After finding the line that contains "Extract the structured", reproduce it and each line below it through the end of the listing, exactly, with nothing added.
-- Opening Marker --
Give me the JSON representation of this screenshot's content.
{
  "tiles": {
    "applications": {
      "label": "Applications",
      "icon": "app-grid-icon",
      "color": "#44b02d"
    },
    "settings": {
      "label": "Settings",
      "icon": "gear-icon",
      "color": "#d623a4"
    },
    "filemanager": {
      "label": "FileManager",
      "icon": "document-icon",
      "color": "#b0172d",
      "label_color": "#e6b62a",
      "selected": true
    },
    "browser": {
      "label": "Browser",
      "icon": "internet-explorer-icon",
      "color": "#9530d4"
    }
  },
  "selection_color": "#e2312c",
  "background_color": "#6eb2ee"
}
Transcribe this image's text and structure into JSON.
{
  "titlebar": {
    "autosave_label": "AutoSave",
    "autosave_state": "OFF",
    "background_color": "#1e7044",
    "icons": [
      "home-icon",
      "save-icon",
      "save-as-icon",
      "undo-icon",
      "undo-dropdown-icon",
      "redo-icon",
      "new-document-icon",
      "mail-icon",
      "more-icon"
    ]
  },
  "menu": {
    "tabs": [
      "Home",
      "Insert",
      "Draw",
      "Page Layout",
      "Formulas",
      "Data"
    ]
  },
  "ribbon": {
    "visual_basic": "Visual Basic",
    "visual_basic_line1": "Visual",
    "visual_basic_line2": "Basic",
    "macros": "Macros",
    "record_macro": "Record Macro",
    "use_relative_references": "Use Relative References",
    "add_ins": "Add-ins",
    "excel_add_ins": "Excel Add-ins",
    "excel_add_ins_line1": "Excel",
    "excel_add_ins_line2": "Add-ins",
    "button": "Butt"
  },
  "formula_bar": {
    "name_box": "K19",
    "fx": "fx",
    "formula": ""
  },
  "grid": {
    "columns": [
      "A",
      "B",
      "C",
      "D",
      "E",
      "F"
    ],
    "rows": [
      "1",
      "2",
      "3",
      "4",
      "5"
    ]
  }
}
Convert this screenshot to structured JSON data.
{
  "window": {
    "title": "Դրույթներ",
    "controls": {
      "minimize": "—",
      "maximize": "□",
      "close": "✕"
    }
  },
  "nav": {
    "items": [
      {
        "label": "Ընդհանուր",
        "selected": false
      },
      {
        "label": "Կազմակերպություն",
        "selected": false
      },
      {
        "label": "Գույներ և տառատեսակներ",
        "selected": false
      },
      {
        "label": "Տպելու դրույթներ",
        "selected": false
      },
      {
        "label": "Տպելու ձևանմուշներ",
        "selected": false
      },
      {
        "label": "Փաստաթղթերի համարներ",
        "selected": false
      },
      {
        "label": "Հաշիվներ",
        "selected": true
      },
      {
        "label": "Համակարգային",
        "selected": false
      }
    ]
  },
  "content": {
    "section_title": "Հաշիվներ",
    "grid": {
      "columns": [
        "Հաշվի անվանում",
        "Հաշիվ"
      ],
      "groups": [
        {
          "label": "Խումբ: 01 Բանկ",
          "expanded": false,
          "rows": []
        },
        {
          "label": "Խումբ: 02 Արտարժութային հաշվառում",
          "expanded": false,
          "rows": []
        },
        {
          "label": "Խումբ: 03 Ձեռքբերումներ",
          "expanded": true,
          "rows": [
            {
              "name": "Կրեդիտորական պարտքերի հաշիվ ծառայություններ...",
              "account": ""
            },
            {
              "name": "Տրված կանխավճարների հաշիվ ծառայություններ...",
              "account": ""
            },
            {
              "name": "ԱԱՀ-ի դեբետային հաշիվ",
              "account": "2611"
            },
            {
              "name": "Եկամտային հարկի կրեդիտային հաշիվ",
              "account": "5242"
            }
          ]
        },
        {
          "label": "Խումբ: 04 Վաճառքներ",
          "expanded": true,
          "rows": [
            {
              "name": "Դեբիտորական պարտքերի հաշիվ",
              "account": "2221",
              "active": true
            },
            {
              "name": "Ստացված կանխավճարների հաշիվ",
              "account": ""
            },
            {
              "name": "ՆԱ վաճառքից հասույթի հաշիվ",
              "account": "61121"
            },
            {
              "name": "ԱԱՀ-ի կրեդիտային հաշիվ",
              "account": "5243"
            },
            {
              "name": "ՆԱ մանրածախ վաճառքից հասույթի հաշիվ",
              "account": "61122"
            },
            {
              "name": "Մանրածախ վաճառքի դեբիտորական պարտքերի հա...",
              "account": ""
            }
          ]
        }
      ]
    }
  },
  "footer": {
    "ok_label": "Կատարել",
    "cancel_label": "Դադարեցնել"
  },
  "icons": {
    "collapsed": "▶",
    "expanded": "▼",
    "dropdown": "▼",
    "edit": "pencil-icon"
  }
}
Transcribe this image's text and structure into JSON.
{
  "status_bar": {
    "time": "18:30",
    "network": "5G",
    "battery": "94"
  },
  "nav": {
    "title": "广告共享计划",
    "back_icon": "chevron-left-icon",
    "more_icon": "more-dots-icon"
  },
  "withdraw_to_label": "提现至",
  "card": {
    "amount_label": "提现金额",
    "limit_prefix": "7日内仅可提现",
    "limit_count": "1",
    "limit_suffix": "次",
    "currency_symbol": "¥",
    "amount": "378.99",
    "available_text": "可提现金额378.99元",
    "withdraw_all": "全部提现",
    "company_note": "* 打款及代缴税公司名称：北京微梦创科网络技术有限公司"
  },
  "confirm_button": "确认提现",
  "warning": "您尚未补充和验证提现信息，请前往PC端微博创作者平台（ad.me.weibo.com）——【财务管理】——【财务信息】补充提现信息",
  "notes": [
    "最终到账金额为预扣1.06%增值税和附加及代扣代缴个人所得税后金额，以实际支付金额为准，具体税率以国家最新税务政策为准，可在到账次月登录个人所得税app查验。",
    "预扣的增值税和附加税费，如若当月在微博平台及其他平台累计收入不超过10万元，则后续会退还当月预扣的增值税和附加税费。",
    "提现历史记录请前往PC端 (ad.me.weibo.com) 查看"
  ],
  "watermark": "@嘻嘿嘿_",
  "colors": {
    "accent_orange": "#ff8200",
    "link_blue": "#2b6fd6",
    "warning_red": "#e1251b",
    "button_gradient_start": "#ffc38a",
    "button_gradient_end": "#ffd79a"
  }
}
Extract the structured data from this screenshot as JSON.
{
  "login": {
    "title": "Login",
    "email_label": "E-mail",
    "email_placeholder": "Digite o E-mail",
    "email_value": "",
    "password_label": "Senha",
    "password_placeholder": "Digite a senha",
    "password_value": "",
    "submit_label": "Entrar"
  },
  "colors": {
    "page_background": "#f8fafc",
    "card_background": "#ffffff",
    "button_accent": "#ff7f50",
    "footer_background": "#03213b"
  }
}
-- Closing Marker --
| Result for this exercise |
Extract the structured data from this screenshot as JSON.
{
  "login": {
    "title": "Login",
    "email_label": "E-mail",
    "email_placeholder": "Digite o E-mail",
    "email_value": "",
    "password_label": "Senha",
    "password_placeholder": "Digite a senha",
    "password_value": "",
    "submit_label": "Entrar"
  },
  "colors": {
    "page_background": "#f8fafc",
    "card_background": "#ffffff",
    "button_accent": "#ff7f50",
    "footer_background": "#03213b"
  }
}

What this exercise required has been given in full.